↓

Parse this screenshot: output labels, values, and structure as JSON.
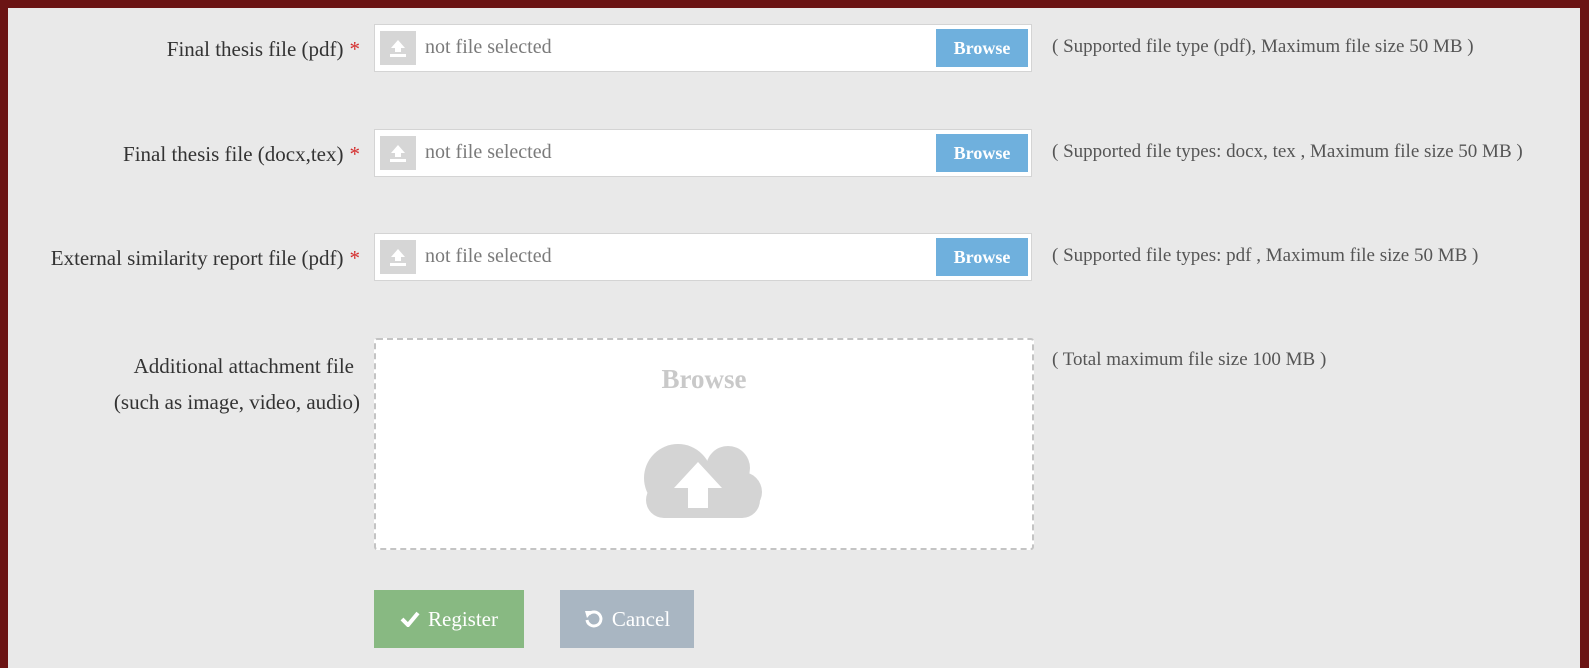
{
  "fields": [
    {
      "label": "Final thesis file (pdf)",
      "required_mark": "*",
      "value": "not file selected",
      "browse_label": "Browse",
      "hint": "( Supported file type (pdf), Maximum file size 50 MB )"
    },
    {
      "label": "Final thesis file (docx,tex)",
      "required_mark": "*",
      "value": "not file selected",
      "browse_label": "Browse",
      "hint": "( Supported file types: docx, tex , Maximum file size 50 MB )"
    },
    {
      "label": "External similarity report file (pdf)",
      "required_mark": "*",
      "value": "not file selected",
      "browse_label": "Browse",
      "hint": "( Supported file types: pdf , Maximum file size 50 MB )"
    }
  ],
  "attachment": {
    "label_line1": "Additional attachment file",
    "label_line2": "(such as image, video, audio)",
    "browse_label": "Browse",
    "hint": "( Total maximum file size 100 MB )",
    "icon": "cloud-upload-icon"
  },
  "actions": {
    "register_label": "Register",
    "register_icon": "check-icon",
    "cancel_label": "Cancel",
    "cancel_icon": "undo-icon"
  },
  "colors": {
    "frame": "#6b1414",
    "background": "#e9e9e9",
    "browse_button": "#6fb0dd",
    "register_button": "#88b982",
    "cancel_button": "#a9b6c2",
    "required": "#d42b2b"
  }
}
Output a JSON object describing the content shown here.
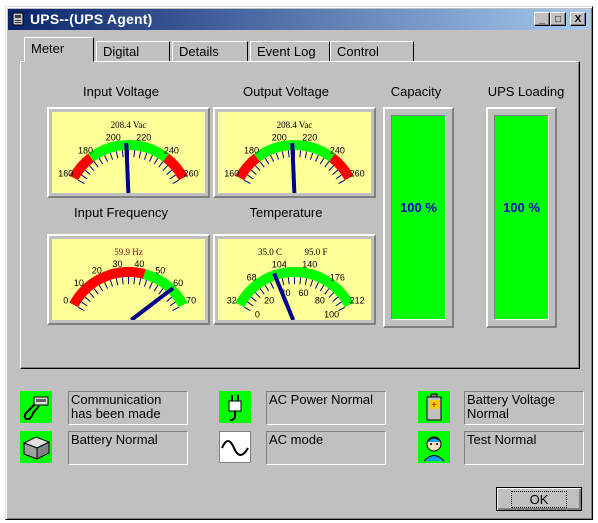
{
  "window": {
    "title": "UPS--(UPS Agent)",
    "icon": "ups-app-icon",
    "controls": {
      "minimize": "_",
      "maximize": "□",
      "close": "X"
    }
  },
  "tabs": [
    {
      "label": "Meter",
      "active": true
    },
    {
      "label": "Digital",
      "active": false
    },
    {
      "label": "Details",
      "active": false
    },
    {
      "label": "Event Log",
      "active": false
    },
    {
      "label": "Control",
      "active": false
    }
  ],
  "meters": {
    "input_voltage": {
      "label": "Input Voltage",
      "reading": "208.4 Vac",
      "scale": [
        "160",
        "180",
        "200",
        "220",
        "240",
        "260"
      ],
      "value": 208.4,
      "min": 160,
      "max": 260
    },
    "output_voltage": {
      "label": "Output Voltage",
      "reading": "208.4 Vac",
      "scale": [
        "160",
        "180",
        "200",
        "220",
        "240",
        "260"
      ],
      "value": 208.4,
      "min": 160,
      "max": 260
    },
    "input_frequency": {
      "label": "Input Frequency",
      "reading": "59.9 Hz",
      "scale": [
        "0",
        "10",
        "20",
        "30",
        "40",
        "50",
        "60",
        "70"
      ],
      "value": 59.9,
      "min": 0,
      "max": 70
    },
    "temperature": {
      "label": "Temperature",
      "reading_c": "35.0 C",
      "reading_f": "95.0 F",
      "scale_outer": [
        "32",
        "68",
        "104",
        "140",
        "176",
        "212"
      ],
      "scale_inner": [
        "0",
        "20",
        "40",
        "60",
        "80",
        "100"
      ],
      "value_c": 35.0,
      "min_c": 0,
      "max_c": 100
    }
  },
  "bars": {
    "capacity": {
      "label": "Capacity",
      "text": "100 %",
      "percent": 100
    },
    "ups_loading": {
      "label": "UPS Loading",
      "text": "100 %",
      "percent": 100
    }
  },
  "status": {
    "communication": {
      "text": "Communication has been made",
      "icon": "cable-plug-icon"
    },
    "ac_power": {
      "text": "AC Power Normal",
      "icon": "power-plug-icon"
    },
    "battery_voltage": {
      "text": "Battery Voltage Normal",
      "icon": "battery-icon"
    },
    "battery": {
      "text": "Battery Normal",
      "icon": "ups-box-icon"
    },
    "ac_mode": {
      "text": "AC mode",
      "icon": "sine-wave-icon"
    },
    "test": {
      "text": "Test Normal",
      "icon": "technician-icon"
    }
  },
  "ok_button": {
    "label": "OK"
  },
  "colors": {
    "gauge_face": "#ffff99",
    "red_zone": "#ff0000",
    "green_zone": "#00ff00",
    "needle": "#00008b",
    "bar_text": "#0000cc"
  }
}
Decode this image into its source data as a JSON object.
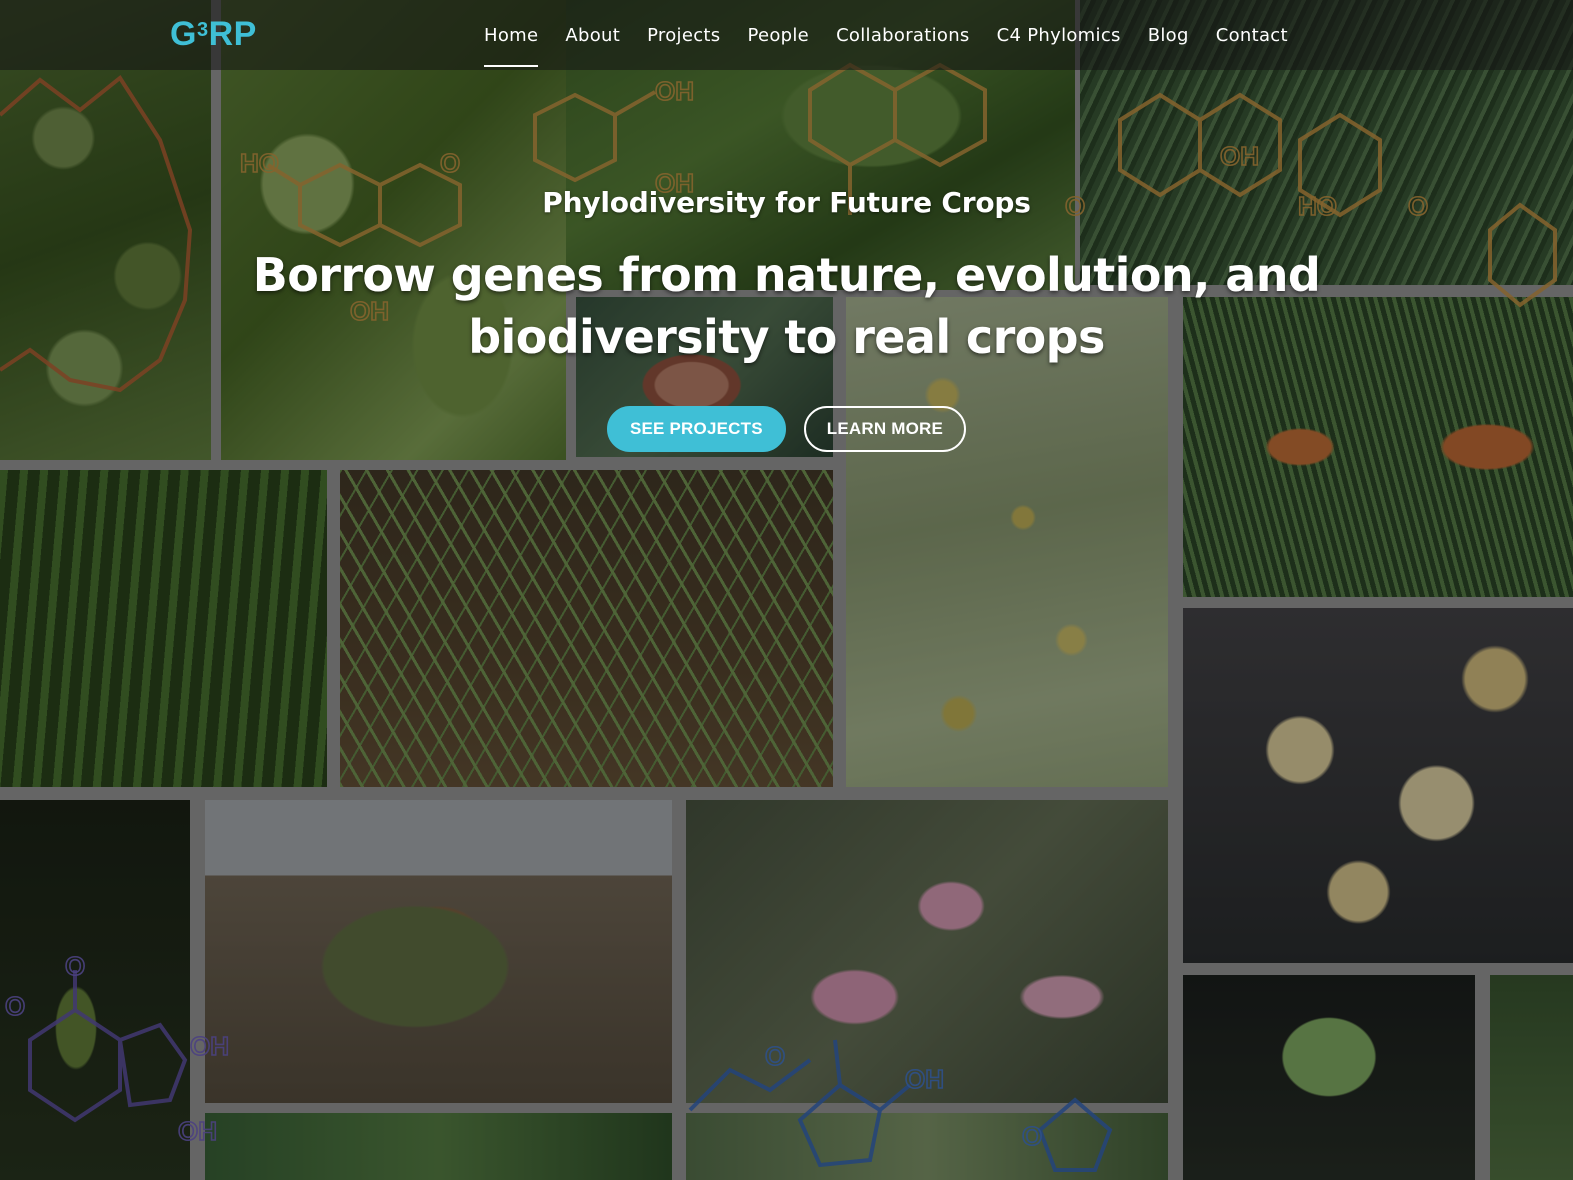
{
  "site": {
    "logo_main": "G",
    "logo_sup": "3",
    "logo_tail": "RP",
    "accent_color": "#3fbfd6"
  },
  "nav": {
    "items": [
      {
        "label": "Home",
        "active": true
      },
      {
        "label": "About"
      },
      {
        "label": "Projects"
      },
      {
        "label": "People"
      },
      {
        "label": "Collaborations"
      },
      {
        "label": "C4 Phylomics"
      },
      {
        "label": "Blog"
      },
      {
        "label": "Contact"
      }
    ]
  },
  "hero": {
    "subtitle": "Phylodiversity for Future Crops",
    "title": "Borrow genes from nature, evolution, and biodiversity to real crops",
    "primary_button": "SEE PROJECTS",
    "secondary_button": "LEARN MORE"
  },
  "background": {
    "molecule_labels": [
      "HO",
      "O",
      "OH",
      "OH",
      "OH",
      "OH",
      "O",
      "HO",
      "O",
      "O",
      "OH",
      "OH",
      "O",
      "O",
      "OH",
      "O"
    ]
  }
}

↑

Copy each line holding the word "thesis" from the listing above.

      "label": "Final thesis file (pdf)",
      "label": "Final thesis file (docx,tex)",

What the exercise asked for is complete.